Something big is happening in the U.S. housing market—here’s where 27 leading research firms think it’ll take home prices in 2023 Do you like this Article ? Sign up HERE for your FREE M&M Account to receive more Real Estate related information and news and THIS...
California Buyers Still Can’t Afford Homes
The issue for California residential real estate remains the same. Poor affordability means that despite latent demand, buyers can’t afford the prices of homes in the Golden State. For that reason, many have left to find much cheaper homes in other states. Unemployment will likely be on the rise along with lower business profitability (tech sector continues to lay off workers) which means fewer buyers are likely for 3 to 6 months.

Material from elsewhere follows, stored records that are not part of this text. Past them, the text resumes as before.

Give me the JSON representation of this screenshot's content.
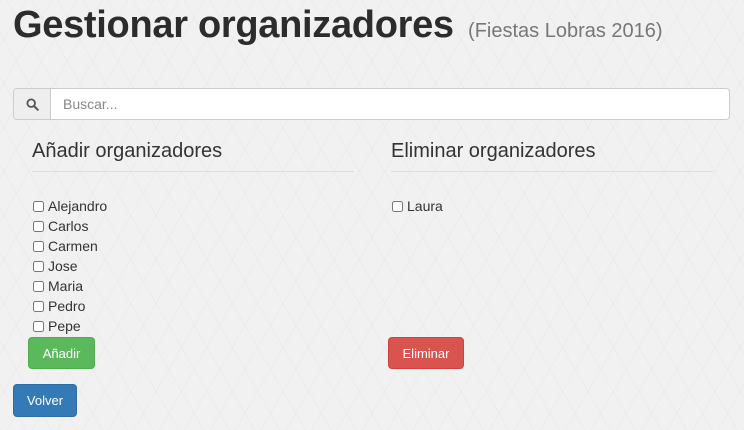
{
  "header": {
    "title": "Gestionar organizadores",
    "subtitle": "(Fiestas Lobras 2016)"
  },
  "search": {
    "icon": "search-icon",
    "placeholder": "Buscar..."
  },
  "add_section": {
    "heading": "Añadir organizadores",
    "items": [
      "Alejandro",
      "Carlos",
      "Carmen",
      "Jose",
      "Maria",
      "Pedro",
      "Pepe"
    ],
    "button_label": "Añadir"
  },
  "remove_section": {
    "heading": "Eliminar organizadores",
    "items": [
      "Laura"
    ],
    "button_label": "Eliminar"
  },
  "back_button": {
    "label": "Volver"
  },
  "colors": {
    "success": "#5cb85c",
    "danger": "#d9534f",
    "primary": "#337ab7"
  }
}
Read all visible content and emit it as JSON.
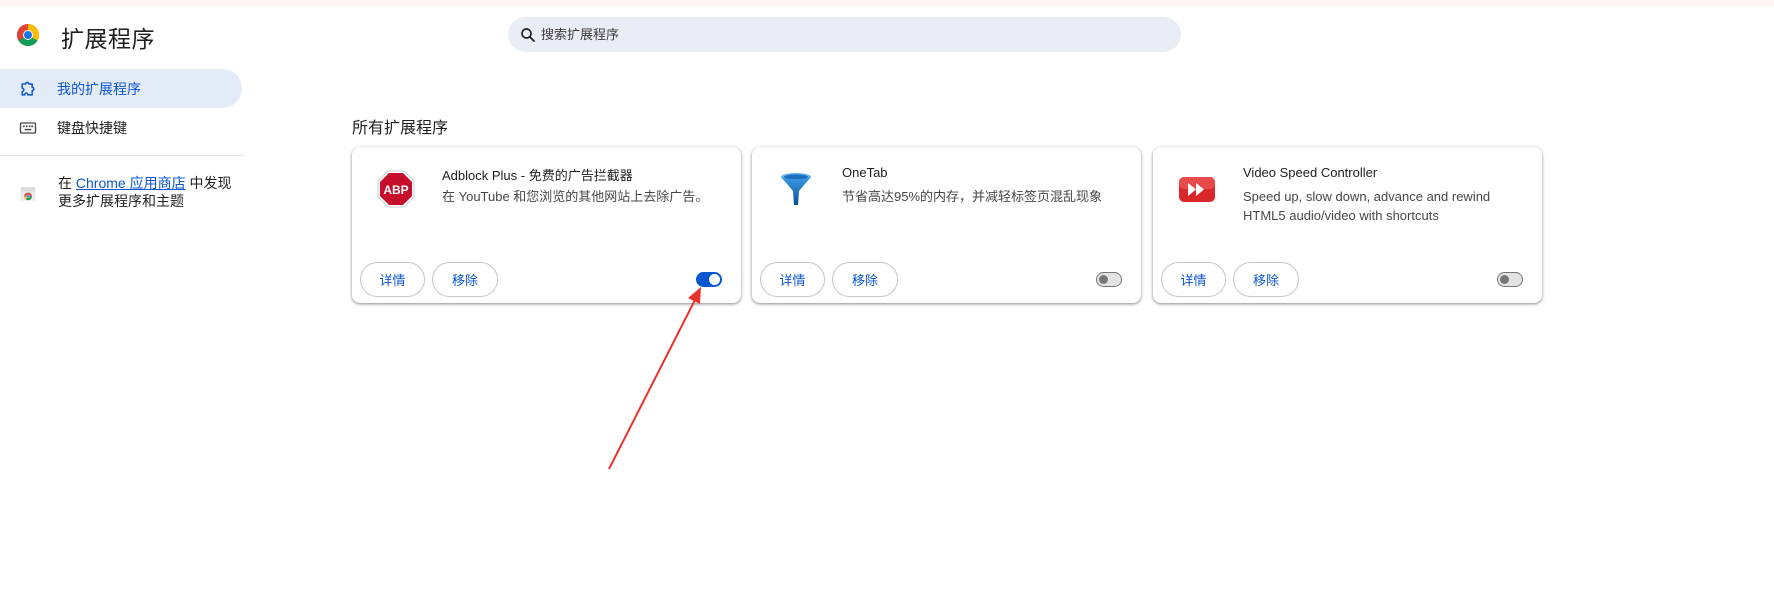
{
  "header": {
    "title": "扩展程序",
    "search_placeholder": "搜索扩展程序"
  },
  "sidebar": {
    "items": [
      {
        "label": "我的扩展程序",
        "icon": "extension-puzzle-icon",
        "active": true
      },
      {
        "label": "键盘快捷键",
        "icon": "keyboard-icon",
        "active": false
      }
    ],
    "store_prefix": "在",
    "store_link": "Chrome 应用商店",
    "store_suffix": "中发现更多扩展程序和主题"
  },
  "main": {
    "section_title": "所有扩展程序",
    "extensions": [
      {
        "name": "Adblock Plus - 免费的广告拦截器",
        "description": "在 YouTube 和您浏览的其他网站上去除广告。",
        "icon": "abp-octagon-icon",
        "enabled": true,
        "details_label": "详情",
        "remove_label": "移除"
      },
      {
        "name": "OneTab",
        "description": "节省高达95%的内存，并减轻标签页混乱现象",
        "icon": "onetab-funnel-icon",
        "enabled": false,
        "details_label": "详情",
        "remove_label": "移除"
      },
      {
        "name": "Video Speed Controller",
        "description": "Speed up, slow down, advance and rewind HTML5 audio/video with shortcuts",
        "icon": "video-speed-controller-icon",
        "enabled": false,
        "details_label": "详情",
        "remove_label": "移除"
      }
    ]
  },
  "colors": {
    "accent": "#0b57d0",
    "nav_active_bg": "#e3ebf8",
    "search_bg": "#e9edf6",
    "annotation_arrow": "#e8322b"
  }
}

The stronger consumer optimism is running against sticky inflation and a likelihood the FED can’t lower interest rates. But will that discourage buyers in California? Demand is always intense in CA. No other place offers what California has, and buyers today do seem to put lifestyle at the top of their list.
The luxury housing market, like most other real estate sectors, is adjusting to a slowdown. Affordability and home size are every bit as much on wealthy buyers’ minds as other consumers. “The reality is we are coming out of one of the best real estate markets in history,” Gary Gold, a luxury property specialist with Coldwell Banker Realty in Beverly Hills, Calif., notes in the latest Coldwell Banker Global Luxury Trends Report. “But that level of demand and price appreciation wasn’t sustainable.”
Nearly 90% of respondents to the Coldwell Banker survey say they believe the real estate market will be better than or the same as 2022 for property investment. The following emerging trends were noted in the report.